The past two weeks have been about aperitifs which were rather spirit forward, featuring cocktails based on tequila and rum. This week, instead of using another strong spirit as the base of the cocktail, I wanted to keep it at a lower alcohol content and use vermouth as my base instead.
The main advantage of using vermouth as the main ingredient is that it keeps the alcohol content from going through the roof. And while The Art of the Shim is a book I still have to get my hands on, I at least want to have at one low alcohol cocktail in my repertoire.
Starting with vermouth and arranging the other ingredients around it is not that hard. Vermouth is quite delicate and offers lots of fresh and herbal aromas. So adding just a splash of other spirits is enough to further provide interesting tastes.
My first idea was to use a French vermouth together with some Green Chartreuse. Chartreuse is an interesting and flavorful spirit which, in my opinion, is a great choice as a drink. Before as well as after a meal. It is not too sweet and gets along well with vermouth.
Vermouth and Chartreuse along with some bitters would probably be a fine aperitif, but I wanted to see if I could add another layer of complexity. So I took a bottle of Tatratea and decided to add it to the mix. To be honest I wasn't really sure if it would work, but it turned out rather delicious.
The final step was to bring everything together with some cocktail bitters. Since the Chartreuse and Tatratea have rather strong flavors I had to use a little bit more than usual for the bitters to have an impact. I went with celery bitters, since they fit well into the whole herbal and green theme this cocktail has.

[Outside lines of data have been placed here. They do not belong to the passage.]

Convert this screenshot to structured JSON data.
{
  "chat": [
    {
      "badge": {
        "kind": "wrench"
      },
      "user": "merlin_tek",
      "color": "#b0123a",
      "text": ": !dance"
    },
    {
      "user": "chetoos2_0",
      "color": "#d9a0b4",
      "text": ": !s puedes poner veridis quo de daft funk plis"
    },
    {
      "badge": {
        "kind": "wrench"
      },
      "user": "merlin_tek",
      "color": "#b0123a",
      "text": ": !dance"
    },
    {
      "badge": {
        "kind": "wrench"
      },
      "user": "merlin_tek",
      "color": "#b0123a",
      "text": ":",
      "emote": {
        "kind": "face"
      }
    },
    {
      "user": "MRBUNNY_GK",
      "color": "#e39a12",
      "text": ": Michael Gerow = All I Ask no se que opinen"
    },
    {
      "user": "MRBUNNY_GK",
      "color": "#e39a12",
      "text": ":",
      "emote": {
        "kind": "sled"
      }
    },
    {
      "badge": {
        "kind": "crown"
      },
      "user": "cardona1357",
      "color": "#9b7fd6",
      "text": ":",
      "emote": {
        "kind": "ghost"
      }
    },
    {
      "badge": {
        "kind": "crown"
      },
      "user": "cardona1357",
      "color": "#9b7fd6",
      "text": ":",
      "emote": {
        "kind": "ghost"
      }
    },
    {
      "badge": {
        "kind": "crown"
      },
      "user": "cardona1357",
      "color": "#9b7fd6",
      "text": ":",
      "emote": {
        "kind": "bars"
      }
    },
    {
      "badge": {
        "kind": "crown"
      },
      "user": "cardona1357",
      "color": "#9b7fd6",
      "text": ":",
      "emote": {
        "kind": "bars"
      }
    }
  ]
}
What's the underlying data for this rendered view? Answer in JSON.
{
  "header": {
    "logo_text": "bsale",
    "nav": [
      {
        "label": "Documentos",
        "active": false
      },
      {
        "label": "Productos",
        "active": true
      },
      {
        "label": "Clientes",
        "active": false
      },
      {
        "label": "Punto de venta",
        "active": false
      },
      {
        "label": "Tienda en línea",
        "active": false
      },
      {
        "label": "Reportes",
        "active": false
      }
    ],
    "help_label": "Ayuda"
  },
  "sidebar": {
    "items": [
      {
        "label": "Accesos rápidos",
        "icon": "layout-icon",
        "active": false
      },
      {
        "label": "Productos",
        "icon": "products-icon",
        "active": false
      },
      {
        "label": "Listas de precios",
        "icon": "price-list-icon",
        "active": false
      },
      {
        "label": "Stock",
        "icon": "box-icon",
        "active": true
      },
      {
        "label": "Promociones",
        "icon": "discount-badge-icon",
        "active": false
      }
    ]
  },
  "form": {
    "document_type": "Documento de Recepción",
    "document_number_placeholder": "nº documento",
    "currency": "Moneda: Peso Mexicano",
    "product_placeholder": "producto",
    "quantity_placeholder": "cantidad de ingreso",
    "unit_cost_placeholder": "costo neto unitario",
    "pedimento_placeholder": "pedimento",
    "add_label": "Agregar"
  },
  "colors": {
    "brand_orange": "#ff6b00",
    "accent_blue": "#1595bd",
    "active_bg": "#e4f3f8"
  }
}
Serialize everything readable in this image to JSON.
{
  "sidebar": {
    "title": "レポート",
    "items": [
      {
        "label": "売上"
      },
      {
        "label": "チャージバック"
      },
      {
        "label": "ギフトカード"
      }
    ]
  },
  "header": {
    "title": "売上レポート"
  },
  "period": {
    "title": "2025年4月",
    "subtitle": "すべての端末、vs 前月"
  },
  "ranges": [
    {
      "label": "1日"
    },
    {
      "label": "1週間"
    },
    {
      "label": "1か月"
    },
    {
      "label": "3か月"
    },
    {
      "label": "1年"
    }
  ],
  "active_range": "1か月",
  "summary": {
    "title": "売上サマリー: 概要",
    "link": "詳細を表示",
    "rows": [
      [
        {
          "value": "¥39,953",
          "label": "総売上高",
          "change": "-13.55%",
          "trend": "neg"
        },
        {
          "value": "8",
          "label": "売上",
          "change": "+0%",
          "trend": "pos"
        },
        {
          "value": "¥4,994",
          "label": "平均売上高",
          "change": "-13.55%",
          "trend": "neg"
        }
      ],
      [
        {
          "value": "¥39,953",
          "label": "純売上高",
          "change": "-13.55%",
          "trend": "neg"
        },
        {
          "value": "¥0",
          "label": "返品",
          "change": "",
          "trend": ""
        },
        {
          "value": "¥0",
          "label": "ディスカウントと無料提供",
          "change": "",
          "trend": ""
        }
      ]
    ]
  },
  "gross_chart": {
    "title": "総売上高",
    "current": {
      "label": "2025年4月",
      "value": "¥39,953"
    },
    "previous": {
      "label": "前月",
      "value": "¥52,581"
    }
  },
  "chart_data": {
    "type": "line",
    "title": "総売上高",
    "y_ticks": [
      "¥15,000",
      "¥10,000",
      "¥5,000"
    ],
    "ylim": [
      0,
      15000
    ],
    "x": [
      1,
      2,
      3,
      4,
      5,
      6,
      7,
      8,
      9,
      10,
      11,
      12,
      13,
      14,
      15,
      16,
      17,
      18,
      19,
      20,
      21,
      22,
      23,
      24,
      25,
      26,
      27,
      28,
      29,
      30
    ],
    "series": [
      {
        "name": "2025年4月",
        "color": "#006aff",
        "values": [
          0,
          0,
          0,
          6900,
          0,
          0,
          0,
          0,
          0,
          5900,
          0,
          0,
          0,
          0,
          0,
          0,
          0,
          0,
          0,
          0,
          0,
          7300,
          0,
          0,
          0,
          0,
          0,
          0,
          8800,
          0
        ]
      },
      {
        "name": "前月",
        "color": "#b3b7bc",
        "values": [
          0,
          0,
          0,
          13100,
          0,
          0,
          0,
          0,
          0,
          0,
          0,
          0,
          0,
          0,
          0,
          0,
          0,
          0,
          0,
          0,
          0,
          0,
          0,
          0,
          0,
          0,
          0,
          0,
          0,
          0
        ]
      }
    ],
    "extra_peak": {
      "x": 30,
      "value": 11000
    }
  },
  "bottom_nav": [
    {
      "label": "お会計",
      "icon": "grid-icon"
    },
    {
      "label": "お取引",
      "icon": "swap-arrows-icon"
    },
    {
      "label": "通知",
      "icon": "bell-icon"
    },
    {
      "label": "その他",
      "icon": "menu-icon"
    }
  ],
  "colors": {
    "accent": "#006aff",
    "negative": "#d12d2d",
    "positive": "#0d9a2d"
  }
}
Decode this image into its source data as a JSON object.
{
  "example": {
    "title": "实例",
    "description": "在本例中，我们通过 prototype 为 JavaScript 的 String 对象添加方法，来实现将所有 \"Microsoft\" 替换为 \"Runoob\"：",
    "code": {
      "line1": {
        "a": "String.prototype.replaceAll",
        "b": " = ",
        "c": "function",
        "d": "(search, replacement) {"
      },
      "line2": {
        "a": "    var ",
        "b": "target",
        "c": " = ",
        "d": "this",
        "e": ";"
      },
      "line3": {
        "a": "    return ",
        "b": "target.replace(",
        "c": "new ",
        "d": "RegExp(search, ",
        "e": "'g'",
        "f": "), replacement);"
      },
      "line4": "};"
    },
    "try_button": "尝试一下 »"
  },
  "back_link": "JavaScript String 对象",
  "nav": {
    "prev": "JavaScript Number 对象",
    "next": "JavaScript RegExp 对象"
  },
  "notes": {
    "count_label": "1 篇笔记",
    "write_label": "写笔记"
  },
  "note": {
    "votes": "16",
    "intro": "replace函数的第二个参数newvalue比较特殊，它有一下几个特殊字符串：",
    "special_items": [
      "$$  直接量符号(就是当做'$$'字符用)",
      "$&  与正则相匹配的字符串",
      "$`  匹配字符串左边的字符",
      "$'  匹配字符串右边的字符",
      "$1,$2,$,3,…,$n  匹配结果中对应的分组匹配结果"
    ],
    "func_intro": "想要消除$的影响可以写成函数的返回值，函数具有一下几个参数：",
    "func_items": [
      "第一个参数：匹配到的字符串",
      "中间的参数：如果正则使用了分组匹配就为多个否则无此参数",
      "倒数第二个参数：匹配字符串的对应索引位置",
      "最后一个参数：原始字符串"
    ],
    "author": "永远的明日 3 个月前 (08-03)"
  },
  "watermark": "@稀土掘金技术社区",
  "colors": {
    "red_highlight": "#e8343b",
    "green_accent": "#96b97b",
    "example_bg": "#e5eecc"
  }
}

Pour all ingredients into a mixing glass with ice and stir for 20 seconds. Strain into a chilled cocktail glass.
The combination of Tatratea and Chartreuse is really great. Since the Noilly Prat is my main ingredient, both flavors don't come on too strong. At first you notice the distinct tea flavor, which is followed immediately by lots of herbs. The cocktail is not too bitter and offers many herbal aromas. The celery bitters stay in the background, but add a hint of something different to the mix as well.
I experimented a bit with the ratios in this cocktail and found that you can easily reduce the amount of Chartreuse and Tatratea a bit. It brings the vermouth to the front and tames this cocktail. I, however, like the herbal power both spirits provide very much.
A Lucky Coincidence
I was surprised that Tatratea and Charteuse go so well together. At first I suspected that the resulting cocktail would be terrible. I'm glad I tried it anyway, because I was rewarded with a uniquely flavored aperitif that's not as strong as my last two. The next logical step would be to design an aperitif without alcohol, but this seems like a really difficult task. It at least involves making your own ingredients.
Next week I want to participate in Mixology Monday again, since the topic this time around gives me the chance to write about one of my favorite cocktails. I will pick this series up again, but for now three consecutive weeks about aperitifs is enough. I have to see what comes after next week. If you like to come along on my quest for more cocktails you can follow me on Twitter or subscribe. If you have ideas for recipes or just want to say something then leave a comment below.
Title image via pixabay.